“I loved it when he fed the fish,” Liz says. She has a dreamy look in her eyes. I vaguely recall the fish-feeding routine. Neither of us recalls the episode in which Rogers begins his discussion of death by finding a fish limp on the aquarium floor. In a video, he retrieves the body, places it into salted water and waits to see if it will resurrect, before wrapping it gently in a paper towel and burying it in a patch of neighborhood ‘soil.’
What I never realized until now is this—Rogers was bold, even subversive. As in the footage from 1969 when Fred disrobes his sneakered feet to dangle them, naked, in a baby pool with Officer Clemmons, at a time when swimming pools were segregated. And in one holy foot-washing moment, the Black and White feet are side by side. Having only one towel, Mr. Rogers pats dry Clemmons’ feet. (In case one assumes Mr. Clemmons was a token Black character on this show, consider his resume as an opera singer and playwright).
I am no longer a skeptic, having all the evidence I need to believe Fred Rogers was for real. He was nice and calm and found joy in simple things. I am also persuaded that this documentary has come at exactly the right time in the life of our country.

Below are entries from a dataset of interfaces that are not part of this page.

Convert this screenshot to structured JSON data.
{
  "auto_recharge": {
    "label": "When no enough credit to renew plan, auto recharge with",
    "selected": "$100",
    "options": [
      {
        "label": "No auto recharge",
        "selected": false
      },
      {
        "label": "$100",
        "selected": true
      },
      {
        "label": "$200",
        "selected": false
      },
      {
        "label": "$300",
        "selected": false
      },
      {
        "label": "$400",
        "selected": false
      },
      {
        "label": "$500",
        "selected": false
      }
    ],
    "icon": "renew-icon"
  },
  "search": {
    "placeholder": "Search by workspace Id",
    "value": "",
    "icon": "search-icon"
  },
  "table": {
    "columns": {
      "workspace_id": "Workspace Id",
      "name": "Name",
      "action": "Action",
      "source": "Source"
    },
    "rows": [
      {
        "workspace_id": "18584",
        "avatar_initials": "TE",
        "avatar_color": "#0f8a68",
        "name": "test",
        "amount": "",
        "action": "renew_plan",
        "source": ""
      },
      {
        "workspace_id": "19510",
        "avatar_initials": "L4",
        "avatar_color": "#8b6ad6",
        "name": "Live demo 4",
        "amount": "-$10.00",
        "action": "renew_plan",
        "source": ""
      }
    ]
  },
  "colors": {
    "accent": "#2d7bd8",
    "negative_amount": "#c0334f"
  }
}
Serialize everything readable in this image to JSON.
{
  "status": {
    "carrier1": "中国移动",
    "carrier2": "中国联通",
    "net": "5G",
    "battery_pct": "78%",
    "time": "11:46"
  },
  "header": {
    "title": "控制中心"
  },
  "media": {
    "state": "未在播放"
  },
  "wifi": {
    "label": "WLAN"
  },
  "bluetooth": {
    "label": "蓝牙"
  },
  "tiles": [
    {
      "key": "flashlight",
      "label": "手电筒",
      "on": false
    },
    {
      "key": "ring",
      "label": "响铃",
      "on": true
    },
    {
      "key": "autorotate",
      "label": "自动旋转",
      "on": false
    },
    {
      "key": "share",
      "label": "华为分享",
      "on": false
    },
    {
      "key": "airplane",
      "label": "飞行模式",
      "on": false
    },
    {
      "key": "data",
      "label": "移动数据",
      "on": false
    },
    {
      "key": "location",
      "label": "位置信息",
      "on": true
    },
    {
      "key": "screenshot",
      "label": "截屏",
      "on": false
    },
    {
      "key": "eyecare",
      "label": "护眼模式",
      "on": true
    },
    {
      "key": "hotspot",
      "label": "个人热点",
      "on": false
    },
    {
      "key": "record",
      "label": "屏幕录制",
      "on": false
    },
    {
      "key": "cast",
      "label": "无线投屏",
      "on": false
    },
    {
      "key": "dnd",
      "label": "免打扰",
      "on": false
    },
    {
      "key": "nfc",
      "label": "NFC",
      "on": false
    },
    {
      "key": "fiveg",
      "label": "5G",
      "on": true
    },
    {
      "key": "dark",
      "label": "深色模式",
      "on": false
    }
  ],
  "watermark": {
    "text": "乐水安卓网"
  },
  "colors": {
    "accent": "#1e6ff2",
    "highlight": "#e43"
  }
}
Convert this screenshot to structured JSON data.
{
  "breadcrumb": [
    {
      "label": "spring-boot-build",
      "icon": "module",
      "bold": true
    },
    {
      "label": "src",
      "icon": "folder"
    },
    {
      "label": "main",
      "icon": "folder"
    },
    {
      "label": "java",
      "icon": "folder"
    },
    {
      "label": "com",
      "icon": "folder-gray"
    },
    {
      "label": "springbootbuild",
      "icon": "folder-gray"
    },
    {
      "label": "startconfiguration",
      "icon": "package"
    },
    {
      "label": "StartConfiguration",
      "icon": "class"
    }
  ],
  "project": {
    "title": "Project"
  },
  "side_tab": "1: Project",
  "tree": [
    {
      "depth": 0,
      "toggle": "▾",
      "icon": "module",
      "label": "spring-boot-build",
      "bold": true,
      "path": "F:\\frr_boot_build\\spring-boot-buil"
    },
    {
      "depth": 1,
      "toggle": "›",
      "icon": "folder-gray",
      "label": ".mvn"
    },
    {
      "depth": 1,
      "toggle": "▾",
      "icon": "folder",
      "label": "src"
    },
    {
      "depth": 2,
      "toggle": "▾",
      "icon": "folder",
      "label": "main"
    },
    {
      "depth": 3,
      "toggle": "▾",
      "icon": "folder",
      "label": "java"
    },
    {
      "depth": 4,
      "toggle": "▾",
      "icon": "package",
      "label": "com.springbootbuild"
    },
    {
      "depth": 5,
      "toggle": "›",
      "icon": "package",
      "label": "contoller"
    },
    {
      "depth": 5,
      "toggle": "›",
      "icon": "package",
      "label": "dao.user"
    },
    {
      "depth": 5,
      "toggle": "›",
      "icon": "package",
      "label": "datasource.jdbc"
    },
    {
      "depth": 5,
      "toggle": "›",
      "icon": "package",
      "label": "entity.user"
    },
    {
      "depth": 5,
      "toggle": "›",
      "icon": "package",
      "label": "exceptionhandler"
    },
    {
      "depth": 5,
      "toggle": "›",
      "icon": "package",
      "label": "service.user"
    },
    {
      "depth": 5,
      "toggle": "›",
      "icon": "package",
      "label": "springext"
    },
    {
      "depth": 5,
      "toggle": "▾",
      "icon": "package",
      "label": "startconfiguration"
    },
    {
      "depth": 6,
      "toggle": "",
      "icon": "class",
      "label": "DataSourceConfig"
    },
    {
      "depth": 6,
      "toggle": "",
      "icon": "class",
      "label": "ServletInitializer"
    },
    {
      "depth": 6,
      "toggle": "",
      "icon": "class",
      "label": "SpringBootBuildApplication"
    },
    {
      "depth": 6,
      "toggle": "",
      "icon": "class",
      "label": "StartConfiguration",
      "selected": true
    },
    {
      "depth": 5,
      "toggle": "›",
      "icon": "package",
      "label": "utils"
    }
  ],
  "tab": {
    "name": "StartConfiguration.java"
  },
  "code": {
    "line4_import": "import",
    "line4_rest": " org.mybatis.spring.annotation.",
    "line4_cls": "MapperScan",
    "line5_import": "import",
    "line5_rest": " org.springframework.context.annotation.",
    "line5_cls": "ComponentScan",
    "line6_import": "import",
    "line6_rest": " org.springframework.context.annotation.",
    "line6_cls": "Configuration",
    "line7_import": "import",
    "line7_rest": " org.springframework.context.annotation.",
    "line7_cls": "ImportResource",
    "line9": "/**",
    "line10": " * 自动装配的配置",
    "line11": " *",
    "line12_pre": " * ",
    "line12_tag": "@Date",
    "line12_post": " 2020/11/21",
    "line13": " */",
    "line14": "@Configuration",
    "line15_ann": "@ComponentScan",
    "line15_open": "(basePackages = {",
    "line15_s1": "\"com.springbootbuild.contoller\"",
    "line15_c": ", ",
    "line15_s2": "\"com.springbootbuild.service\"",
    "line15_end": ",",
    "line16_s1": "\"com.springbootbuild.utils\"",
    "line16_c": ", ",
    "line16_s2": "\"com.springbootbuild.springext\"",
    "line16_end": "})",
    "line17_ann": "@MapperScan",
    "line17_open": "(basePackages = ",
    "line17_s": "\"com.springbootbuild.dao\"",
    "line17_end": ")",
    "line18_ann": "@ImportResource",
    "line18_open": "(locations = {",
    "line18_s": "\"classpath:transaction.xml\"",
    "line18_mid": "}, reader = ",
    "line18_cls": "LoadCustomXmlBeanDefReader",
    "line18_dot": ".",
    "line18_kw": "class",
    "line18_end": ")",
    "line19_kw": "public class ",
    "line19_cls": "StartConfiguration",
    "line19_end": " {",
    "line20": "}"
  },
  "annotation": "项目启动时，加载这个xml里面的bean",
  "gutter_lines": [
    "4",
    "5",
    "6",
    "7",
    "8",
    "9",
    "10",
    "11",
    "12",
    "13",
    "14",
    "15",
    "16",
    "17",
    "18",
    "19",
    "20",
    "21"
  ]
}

“Won’t You Be My Neighbor?” has received a 99% rating from critics and a 97% rating from audiences, on Rottentomatoes.com. Why such popularity? In my view, the brisk attendance is a barometer of our national angst.
We crave kindness.
We now have a King Friday the 13th leading our country, delivering and encouraging insults. Calling us enemies and snowflakes, and worse. He is a narcissist showman making foolish proclamations that divide the neighborhood. He does not care who he offends and has no Lady Elaine Fairchilde to shame him. The emotional consequence, on all sides of the ‘debate” is as Daniel Tiger (aka Fred) asked in the lyric, “What do you do with the mad that you feel?”
Hope for the best in humanity. This sentiment does not sound like the view of a skeptic. But I am encouraged by the movie attendance and the realization that millions of children heard Mr. Rogers’ messages of acceptance between 1967 and 2000. Many of these children will have accepted his invitation to love their neighbors as themselves. Without lecture or dogma, he conveyed this greatest commandment. He evangelized self-respect, curiosity and kindness. Now we must practice what we’ve learned.
Mr. Rogers is deceased. Daniel Striped-Tiger is grizzled and gray, tucked in a museum cabinet in Pittsburgh, his stripes a shadow of their former selves. I am an older but wiser skeptic. And at 62 years, I value, more than ever, kindness and empathy, curiosity, satisfaction with simple pleasures, and love of the world. You might even say I am a “globalist.” As Fred said so well at a Dartmouth College commencement address(2002), “Our world hangs like a magnificent jewel in the vastness of space. Every one of us is a part of that jewel. A facet of that jewel. And in the perspective of infinity, our differences are infinitesimal. We are intimately related. May we never even pretend that we are not.”
To read more blog musings by Kimberly Crum, visit her website.